I remember once meeting a Christian woman who said point blank, "I would love to get to know you by talking on the telephone from time to time, but don'texpect our families to get together. No offense--it'sjust that we don'tentertain, and we like to keep to ourselves."After this woman'sremark, I started to think how much this is becoming the norm in the Christian community. Why? Because we are living in a society that craves privacy and lack of involvement."
[Footnote 9: Donna Morley, Choices That Lead to Godliness (Wheaton, IL: Crossway Books, 1999), 169.]
As you consider this statement, what is your response? Are you willing to follow this command and allow our Lord to work his mysterious ways through the unique environment that hospitality provides or will you choose to "keep to yourself"?If you are involved in church leadership it is necessary to keep in focus that these verses are requirements, not suggestions!
Our graying population gives the hospitality requirement found in 1 Timothy 5:9-particular significance, since these verses suggest that only those widows who have extended hospitality, among other qualifications, can expect to be materially nurtured by the church. As you consider this requirement, may I suggest several questions:

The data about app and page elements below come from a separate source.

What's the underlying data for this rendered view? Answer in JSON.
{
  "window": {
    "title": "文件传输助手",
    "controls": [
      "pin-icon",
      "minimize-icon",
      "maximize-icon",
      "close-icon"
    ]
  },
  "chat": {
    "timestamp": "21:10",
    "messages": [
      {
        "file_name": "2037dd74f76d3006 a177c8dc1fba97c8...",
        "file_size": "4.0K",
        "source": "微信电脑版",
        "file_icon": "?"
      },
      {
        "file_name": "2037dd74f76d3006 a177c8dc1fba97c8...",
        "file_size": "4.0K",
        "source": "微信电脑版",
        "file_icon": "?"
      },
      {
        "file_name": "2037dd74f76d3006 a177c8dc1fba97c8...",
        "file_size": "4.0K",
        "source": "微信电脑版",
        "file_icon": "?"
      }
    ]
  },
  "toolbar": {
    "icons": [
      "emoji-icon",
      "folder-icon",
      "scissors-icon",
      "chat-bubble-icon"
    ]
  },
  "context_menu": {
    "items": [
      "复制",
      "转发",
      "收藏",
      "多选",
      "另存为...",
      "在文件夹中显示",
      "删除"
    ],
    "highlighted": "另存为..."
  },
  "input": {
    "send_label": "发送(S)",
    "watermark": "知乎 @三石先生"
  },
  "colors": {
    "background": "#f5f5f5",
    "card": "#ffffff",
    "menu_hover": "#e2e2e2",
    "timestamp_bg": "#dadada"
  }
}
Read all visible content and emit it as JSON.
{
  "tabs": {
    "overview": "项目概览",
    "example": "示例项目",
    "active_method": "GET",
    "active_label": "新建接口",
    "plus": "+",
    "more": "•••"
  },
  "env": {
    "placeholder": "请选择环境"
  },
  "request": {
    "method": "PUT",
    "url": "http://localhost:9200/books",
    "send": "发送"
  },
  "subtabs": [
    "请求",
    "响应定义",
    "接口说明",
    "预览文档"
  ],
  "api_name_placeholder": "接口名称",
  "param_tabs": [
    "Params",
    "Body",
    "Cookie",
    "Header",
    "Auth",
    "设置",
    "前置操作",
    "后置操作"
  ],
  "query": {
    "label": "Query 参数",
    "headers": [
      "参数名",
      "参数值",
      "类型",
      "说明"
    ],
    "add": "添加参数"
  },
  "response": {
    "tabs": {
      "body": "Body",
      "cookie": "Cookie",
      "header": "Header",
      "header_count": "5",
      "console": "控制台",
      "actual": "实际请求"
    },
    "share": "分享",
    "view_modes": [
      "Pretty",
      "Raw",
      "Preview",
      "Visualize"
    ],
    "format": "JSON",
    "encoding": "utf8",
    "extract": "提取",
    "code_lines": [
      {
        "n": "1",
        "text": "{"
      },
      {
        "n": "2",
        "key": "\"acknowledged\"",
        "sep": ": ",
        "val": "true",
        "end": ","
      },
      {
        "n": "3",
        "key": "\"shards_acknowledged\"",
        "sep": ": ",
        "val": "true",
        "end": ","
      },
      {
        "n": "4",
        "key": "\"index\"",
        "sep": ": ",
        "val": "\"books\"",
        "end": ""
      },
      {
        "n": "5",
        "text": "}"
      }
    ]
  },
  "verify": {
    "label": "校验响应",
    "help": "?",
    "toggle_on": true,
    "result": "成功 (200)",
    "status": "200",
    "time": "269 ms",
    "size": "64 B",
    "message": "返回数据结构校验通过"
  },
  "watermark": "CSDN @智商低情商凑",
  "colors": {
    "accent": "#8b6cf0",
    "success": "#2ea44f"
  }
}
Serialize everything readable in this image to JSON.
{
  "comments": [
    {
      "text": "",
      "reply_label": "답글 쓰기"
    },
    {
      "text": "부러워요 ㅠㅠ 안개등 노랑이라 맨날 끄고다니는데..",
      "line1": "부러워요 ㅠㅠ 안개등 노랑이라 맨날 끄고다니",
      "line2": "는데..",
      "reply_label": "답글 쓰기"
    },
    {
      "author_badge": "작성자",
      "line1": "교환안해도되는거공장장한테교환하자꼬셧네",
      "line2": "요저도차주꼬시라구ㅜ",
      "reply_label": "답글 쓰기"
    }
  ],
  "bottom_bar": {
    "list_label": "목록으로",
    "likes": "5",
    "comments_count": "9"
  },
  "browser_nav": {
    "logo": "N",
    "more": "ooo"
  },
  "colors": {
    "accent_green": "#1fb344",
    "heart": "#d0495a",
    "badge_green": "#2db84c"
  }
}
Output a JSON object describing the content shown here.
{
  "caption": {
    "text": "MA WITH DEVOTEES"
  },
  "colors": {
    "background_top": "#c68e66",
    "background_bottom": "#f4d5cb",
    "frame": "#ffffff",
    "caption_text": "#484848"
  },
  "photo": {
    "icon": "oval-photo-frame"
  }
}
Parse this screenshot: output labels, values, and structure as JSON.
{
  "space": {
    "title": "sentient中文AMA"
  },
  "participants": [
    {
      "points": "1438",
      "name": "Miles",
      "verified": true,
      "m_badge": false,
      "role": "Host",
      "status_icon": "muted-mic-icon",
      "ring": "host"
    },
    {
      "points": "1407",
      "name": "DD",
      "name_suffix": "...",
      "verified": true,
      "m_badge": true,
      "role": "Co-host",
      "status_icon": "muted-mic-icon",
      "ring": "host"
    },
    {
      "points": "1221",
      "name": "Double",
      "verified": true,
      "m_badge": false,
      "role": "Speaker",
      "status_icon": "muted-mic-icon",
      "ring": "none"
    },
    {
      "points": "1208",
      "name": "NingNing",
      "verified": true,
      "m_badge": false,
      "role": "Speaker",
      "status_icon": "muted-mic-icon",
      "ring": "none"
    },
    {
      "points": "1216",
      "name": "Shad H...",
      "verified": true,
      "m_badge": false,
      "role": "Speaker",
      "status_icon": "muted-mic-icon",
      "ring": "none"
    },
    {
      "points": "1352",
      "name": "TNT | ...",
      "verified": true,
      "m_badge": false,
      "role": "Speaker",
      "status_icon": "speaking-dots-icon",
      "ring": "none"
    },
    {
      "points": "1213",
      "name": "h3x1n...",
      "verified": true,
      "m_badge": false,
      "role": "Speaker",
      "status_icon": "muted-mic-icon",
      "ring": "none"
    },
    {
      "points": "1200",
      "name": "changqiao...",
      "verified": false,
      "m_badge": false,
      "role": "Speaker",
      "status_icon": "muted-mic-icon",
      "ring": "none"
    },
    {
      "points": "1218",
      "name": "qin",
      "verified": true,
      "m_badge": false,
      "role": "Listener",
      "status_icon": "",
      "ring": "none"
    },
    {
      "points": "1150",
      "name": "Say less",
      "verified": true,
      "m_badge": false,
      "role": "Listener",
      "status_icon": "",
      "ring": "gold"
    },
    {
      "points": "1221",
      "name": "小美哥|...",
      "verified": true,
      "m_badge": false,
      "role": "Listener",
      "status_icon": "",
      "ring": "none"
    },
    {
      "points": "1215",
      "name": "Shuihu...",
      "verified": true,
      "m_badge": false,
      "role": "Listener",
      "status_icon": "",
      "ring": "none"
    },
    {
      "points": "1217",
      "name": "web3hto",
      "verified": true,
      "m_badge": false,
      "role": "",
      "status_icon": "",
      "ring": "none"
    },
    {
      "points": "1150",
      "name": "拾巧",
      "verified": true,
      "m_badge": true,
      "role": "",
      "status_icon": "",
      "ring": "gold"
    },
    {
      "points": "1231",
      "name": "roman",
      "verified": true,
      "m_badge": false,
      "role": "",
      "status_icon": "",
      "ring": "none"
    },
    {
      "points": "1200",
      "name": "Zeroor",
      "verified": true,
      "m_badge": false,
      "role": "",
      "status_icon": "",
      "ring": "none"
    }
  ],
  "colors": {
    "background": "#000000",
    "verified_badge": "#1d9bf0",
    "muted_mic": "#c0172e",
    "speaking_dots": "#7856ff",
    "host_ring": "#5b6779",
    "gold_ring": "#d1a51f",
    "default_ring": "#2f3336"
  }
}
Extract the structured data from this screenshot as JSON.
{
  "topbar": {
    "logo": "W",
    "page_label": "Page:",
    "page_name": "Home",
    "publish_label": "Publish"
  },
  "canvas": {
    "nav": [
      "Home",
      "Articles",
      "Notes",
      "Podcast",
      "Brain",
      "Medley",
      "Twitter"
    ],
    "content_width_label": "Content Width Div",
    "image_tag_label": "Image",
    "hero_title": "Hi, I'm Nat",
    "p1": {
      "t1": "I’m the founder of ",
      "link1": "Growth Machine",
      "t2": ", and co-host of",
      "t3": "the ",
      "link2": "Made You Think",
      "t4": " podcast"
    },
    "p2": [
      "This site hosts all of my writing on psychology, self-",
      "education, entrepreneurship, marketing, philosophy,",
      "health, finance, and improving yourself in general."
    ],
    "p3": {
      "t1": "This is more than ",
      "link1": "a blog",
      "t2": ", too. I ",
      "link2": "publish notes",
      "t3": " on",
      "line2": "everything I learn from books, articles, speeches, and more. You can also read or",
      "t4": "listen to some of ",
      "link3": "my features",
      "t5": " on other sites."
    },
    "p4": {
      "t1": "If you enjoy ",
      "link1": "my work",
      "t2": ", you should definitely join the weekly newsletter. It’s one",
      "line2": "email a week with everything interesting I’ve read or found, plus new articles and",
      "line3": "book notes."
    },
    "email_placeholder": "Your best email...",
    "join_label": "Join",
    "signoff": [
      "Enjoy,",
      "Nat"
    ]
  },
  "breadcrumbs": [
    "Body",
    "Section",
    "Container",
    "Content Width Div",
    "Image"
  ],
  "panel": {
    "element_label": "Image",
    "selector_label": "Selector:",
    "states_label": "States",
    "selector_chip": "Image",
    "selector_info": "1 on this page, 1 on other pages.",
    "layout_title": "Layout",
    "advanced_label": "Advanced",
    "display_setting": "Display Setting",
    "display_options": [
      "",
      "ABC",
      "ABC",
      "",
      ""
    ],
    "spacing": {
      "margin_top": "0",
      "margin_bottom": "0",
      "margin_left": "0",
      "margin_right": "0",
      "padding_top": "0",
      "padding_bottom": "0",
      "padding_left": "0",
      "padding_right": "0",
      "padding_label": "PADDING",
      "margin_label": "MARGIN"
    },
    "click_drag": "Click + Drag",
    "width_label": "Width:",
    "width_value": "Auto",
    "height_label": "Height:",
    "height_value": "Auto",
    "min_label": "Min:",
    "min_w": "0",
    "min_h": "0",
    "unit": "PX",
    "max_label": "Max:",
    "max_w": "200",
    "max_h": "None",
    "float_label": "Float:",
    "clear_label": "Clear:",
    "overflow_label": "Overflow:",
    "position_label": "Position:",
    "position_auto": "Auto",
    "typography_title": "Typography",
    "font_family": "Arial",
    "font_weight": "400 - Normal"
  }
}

+ Does your church have a plan for materially nurturing true widows?
+ Do you know who the true widows are?
+ Are you following the biblical instruction to assist in the material nurturing of widows?
+ Does your life exemplify the qualities outlined in 1 Timothy 5:9-so that you would qualify for placement on the "true widows"list?
"For our boast is this, the testimony of our conscience, that we behaved in the world with simplicity and godly sincerity, not by earthly wisdom but by the grace of God, and supremely so toward you"(2 Cor. 1:12). Have you ever been invited to an event but felt that you were not really wanted? Perhaps the hostess was very gracious in extending the invitation, but either by her body language, tone of voice, or the conditions under which the invitation was received, you questioned its genuineness. When we extend hospitality, if we desire to please our heavenly Father, we need to endeavor to possess a spirit of sincerity. Philippians 1:10 provides us with the litmus, or perhaps we should say with the "pottery test" of sincerity. John MacArthur illuminates our understanding of this character quality as he writes:
"Sincere"means "genuine"and may have originally meant "tested by sunlight."In the ancient world, dishonest pottery dealers filled cracks in their inferior products with wax before glazing and painting them, making worthless pots difficult to distinguish from expensive ones. The only way to avoid being defrauded was to hold the pot to the sun, making the wax-filled cracks obvious. Dealers marked their fine pottery that could withstand "sun testing"as sine cera--"without wax."
[Footnote 10: John MacArthur, The MacArthur Study Bible, notes at Philippians 1:10.]
Granted, there are times when we may need to deal with our attitude before issuing the invitation, but we need to "stay on our knees"until it can be communicated sine cera!
"Pray without ceasing" (1 Thess. 5:17). Scores of books instruct the believer about prayer, from purpose to posture. As well, multiple Scriptures encourage us to cultivate an intimate relationship with our heavenly Father through prayer (my Exhaustive Strong's Concordance lists a minimum of 464 verses under the topics of "pray" and "prayers"). As we consider prayer and its role in hospitality, let' stake a moment to remind ourselves why we should pray.
+ Prayer is commanded (Eph. 6:18; 1 Thess. 5:17).
+ It is a sin not to pray (1 Sam. 12:23).
+ Prayer gives glory to God (Dan. 9:16-; John 14:13-).
+ Prayer aligns us with God'spurposes (Matt. 6:9-).
+ Prayer results in answers (James 5:16; 1 John 5:15).
[Footnote 11: John MacArthur, Lord Teach Me to Pray(Nashville, TN: J. Countryman, 2003), 19.]
Having identified why we should pray, let'smove the theological reasons into practical application. We'lltitle our prayer rationale: